Walter didn’t notice the music in the background before, but certainly heard it stop as the glass bounced upon the floor. It was a thing of beauty to see the trail of wine soar and arc, then splash down as a scarlet trail across the plush white berber. He moved swiftly down toward the floor, cocktail napkins in hand, attempting to soak up as much of the vile red as possible before it became one with the floor forever. He furiously blotted while making promises to himself. After this, never another party – not wine and cheese, not holiday nog, not even a family birthday – Walter was happy to live in seclusion until such a time as there were no longer parties, grapes, or napkins in the world, so that the situation could never be described and the embarrassment could never be relived. Still blotting, he knew inside that he would always know, and that was enough to keep him away. Perhaps he could use his time not socializing to take a second job at night, open a new account for cash deposits from waiting tables or cleaning messes, and then use it to send a nameless cashier’s check to the hostess of the party for her new carpet, and perhaps even matching drapes. ­­­It might remind her of the terrible offense that he was currently trying to blot, ever more furiously, but at least his name could be removed, and perhaps one of these other onlookers could be credited (or seize credit) as the good Samaritan who, present on the night of the white berber/red wine catastrophe, decided to secretly do the right thing, despite not being in the wrong, like Walter. Looking up for who might be such a person, Walter realized that no one was actually looking at him. In fact, the music had never even stopped. True, several bustled about, fetching club soda and ratty towels, but others discussed the same old remedies for different stains their grandmothers taught them, and still even others talked of nothing of the sort, as if the stain on the carpet was not the largest problem in the world or even the room. Walter, trying to take this all in, felt his blotting hand stopped, seized by the wrist of his hostess. He calmed down as he looked in her face, and she spoke one word that made everything okay.

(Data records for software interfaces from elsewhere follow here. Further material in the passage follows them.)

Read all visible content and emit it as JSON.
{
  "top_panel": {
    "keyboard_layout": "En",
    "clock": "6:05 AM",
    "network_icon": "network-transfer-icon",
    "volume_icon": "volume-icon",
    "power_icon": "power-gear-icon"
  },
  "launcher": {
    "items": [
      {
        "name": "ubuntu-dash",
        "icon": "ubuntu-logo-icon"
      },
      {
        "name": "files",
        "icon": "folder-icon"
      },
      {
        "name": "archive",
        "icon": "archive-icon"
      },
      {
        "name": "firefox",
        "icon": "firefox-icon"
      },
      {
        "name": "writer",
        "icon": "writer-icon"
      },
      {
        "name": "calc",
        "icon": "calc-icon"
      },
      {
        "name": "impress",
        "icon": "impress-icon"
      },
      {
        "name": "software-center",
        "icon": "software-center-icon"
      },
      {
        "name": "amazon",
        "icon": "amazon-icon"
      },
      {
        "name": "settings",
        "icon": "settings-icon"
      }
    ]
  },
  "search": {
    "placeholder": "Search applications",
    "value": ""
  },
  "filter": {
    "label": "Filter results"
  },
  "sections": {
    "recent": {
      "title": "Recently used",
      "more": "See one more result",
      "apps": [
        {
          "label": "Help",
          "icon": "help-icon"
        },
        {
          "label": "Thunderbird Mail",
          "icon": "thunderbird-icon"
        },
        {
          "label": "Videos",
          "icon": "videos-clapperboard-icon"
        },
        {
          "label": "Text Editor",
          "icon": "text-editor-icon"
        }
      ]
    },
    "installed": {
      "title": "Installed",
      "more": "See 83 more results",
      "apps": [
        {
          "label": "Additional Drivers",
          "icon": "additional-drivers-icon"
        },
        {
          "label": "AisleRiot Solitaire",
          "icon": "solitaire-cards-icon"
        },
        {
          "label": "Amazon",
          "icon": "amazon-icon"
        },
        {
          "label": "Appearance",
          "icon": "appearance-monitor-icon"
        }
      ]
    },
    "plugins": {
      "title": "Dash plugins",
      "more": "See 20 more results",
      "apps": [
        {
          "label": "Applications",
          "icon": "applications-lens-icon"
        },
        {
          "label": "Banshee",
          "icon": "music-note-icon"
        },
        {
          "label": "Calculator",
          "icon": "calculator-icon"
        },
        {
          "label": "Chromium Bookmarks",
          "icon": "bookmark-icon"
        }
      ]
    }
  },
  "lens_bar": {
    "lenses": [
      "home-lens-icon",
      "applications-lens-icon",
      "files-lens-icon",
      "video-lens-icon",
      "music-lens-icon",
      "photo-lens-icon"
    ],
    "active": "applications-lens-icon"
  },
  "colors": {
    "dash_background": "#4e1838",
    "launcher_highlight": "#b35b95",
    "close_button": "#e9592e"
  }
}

He breathed a sigh of relief, not considering even for a moment the fact that scotch-guard chemicals might have been agitated by his furious blotting, and that he could be welcoming them into his lungs right now for an awful case of bronchitis. He didn’t think of that at all, because he felt a sense of serenity and elation, as his guilt melted away like the soft mozzarella set too close to the candles. The fading adrenaline was replaced with alcohol-tempered endorphins, and Walter slowly stood, backing away from the stain that would never be.
Walter liked parties. People might even begin to grow on him.
originally posted on the tumblr 10/19, migratred here on 11/27. photo credit: @bartkowj